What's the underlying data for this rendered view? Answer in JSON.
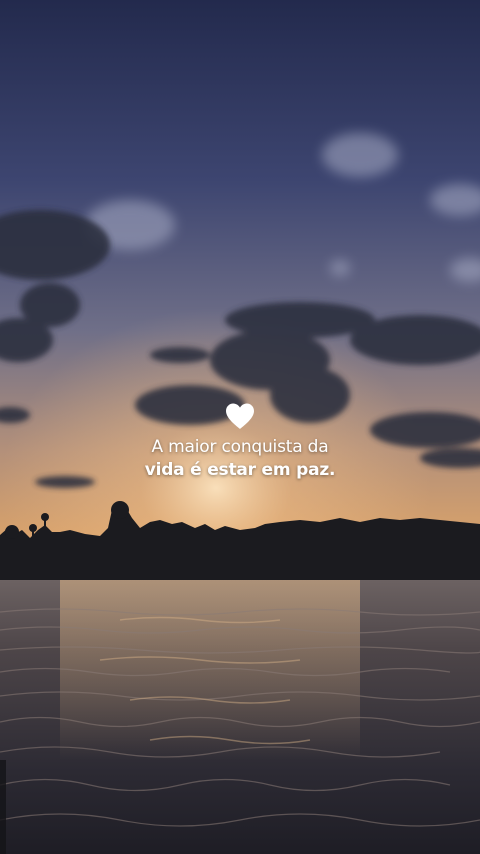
{
  "quote": {
    "icon": "heart-icon",
    "line1": "A maior conquista da",
    "line2": "vida é estar em paz."
  },
  "colors": {
    "sky_top": "#2a3156",
    "sky_mid": "#6e6f8a",
    "horizon_glow": "#d9a26a",
    "water": "#3a3640",
    "text": "#ffffff"
  }
}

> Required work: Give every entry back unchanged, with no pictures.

> Answer:
What's the underlying data for this rendered view? Answer in JSON.
{
  "quote": {
    "icon": "heart-icon",
    "line1": "A maior conquista da",
    "line2": "vida é estar em paz."
  },
  "colors": {
    "sky_top": "#2a3156",
    "sky_mid": "#6e6f8a",
    "horizon_glow": "#d9a26a",
    "water": "#3a3640",
    "text": "#ffffff"
  }
}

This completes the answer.